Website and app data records
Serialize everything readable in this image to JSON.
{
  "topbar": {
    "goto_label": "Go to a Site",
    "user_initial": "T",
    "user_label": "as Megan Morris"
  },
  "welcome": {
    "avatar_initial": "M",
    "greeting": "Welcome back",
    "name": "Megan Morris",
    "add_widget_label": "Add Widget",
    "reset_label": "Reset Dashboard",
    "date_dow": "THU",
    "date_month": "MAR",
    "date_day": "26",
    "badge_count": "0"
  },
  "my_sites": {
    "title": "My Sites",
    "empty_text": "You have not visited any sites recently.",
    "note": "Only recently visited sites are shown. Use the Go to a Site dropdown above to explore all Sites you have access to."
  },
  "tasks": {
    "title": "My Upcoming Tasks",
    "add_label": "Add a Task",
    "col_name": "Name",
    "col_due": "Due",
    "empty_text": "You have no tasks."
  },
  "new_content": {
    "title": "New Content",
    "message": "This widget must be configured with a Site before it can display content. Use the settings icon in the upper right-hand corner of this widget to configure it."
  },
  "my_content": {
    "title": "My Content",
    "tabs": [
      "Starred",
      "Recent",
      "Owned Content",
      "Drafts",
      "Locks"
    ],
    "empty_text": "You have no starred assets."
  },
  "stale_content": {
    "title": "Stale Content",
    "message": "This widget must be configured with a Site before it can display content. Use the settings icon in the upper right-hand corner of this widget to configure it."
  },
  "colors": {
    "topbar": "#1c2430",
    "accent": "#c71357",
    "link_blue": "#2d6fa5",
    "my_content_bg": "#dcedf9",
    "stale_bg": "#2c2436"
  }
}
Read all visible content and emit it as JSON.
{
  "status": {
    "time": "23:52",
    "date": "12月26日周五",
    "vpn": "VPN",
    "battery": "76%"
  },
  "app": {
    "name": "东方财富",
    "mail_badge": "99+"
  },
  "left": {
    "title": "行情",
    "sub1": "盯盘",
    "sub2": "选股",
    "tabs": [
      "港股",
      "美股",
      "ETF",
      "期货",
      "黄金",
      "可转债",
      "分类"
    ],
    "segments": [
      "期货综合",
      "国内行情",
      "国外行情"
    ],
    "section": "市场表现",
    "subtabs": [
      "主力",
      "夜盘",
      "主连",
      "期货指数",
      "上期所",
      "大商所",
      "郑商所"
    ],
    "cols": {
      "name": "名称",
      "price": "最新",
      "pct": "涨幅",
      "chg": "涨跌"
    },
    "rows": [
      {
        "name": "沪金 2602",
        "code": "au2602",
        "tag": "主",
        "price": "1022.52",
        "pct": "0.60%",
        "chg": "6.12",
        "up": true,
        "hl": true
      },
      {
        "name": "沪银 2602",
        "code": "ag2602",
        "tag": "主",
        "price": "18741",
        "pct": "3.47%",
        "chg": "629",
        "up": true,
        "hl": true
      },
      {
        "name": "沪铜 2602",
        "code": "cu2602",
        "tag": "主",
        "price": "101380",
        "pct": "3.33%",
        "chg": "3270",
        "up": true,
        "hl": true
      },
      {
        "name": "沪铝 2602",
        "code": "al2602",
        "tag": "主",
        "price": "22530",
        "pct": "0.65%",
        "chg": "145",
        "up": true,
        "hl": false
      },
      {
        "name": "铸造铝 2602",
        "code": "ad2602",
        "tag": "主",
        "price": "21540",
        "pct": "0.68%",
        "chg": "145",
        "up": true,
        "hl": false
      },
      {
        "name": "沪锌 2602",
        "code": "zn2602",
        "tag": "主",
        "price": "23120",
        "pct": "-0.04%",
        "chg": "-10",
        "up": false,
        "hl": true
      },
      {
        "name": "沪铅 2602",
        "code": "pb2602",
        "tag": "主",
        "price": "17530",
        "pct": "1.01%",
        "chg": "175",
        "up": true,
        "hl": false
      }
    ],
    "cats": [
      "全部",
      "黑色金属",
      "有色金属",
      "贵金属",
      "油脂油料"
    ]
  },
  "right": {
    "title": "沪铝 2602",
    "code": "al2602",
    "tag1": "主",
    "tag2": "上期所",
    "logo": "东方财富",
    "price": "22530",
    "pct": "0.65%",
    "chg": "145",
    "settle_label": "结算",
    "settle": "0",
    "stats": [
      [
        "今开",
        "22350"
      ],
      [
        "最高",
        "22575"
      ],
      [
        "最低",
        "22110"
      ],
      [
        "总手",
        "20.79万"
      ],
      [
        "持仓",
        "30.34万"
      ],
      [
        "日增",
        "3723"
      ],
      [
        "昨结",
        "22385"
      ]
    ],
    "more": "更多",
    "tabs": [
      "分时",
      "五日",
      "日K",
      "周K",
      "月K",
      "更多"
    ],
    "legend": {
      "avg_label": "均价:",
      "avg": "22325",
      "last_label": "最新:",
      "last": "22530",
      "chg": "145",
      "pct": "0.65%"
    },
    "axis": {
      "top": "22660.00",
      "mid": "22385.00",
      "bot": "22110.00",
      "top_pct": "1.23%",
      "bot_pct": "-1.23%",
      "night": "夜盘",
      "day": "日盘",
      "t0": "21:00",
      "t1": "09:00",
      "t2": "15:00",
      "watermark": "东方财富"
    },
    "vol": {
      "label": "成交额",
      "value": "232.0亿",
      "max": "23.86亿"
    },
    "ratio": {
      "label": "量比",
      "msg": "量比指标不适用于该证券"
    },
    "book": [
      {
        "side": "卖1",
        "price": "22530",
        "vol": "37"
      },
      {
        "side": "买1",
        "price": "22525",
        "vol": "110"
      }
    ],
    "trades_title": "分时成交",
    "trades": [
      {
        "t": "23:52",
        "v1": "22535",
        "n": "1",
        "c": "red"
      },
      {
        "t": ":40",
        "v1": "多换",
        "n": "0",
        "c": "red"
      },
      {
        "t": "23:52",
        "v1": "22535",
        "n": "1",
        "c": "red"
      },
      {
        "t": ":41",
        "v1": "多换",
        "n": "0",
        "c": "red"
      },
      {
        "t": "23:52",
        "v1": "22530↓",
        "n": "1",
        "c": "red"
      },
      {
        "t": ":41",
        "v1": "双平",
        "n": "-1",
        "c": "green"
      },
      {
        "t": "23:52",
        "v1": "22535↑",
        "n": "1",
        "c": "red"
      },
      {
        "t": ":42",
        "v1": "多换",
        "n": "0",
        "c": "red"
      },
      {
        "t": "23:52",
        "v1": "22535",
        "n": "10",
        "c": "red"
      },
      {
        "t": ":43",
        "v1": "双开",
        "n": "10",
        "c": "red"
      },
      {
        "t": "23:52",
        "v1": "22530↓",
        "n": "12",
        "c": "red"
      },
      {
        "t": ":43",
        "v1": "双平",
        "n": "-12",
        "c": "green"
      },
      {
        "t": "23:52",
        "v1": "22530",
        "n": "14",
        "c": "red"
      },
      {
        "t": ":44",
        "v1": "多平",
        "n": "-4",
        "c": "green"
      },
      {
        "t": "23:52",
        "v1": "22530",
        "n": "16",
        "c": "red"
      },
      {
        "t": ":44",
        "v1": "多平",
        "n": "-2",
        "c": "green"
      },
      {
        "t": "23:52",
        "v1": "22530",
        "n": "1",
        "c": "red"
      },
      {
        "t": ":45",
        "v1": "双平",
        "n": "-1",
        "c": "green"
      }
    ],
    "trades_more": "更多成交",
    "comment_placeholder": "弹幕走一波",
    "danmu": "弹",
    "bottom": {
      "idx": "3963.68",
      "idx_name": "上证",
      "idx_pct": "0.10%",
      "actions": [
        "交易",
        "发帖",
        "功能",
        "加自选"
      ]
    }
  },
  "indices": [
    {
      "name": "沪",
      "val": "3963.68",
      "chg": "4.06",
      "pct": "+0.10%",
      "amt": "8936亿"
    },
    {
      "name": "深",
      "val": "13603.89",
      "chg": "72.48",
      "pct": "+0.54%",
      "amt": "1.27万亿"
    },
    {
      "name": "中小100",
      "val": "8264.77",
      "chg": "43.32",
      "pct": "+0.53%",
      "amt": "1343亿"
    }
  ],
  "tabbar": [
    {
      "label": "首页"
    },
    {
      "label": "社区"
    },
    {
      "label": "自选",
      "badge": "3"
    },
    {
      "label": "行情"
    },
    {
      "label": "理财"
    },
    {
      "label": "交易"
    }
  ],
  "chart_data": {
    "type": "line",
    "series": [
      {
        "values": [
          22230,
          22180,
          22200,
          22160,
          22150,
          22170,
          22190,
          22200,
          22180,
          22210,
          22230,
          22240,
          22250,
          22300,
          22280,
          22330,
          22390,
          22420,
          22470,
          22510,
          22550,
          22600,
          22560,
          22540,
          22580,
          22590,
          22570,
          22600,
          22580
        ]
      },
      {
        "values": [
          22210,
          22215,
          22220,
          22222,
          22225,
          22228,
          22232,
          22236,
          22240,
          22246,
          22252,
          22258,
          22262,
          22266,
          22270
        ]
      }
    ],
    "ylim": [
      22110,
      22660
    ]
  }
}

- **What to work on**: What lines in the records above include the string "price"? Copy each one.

- **Task solution**:
      "price": "最新",
        "price": "1022.52",
        "price": "18741",
        "price": "101380",
        "price": "22530",
        "price": "21540",
        "price": "23120",
        "price": "17530",
    "price": "22530",
        "price": "22530",
        "price": "22525",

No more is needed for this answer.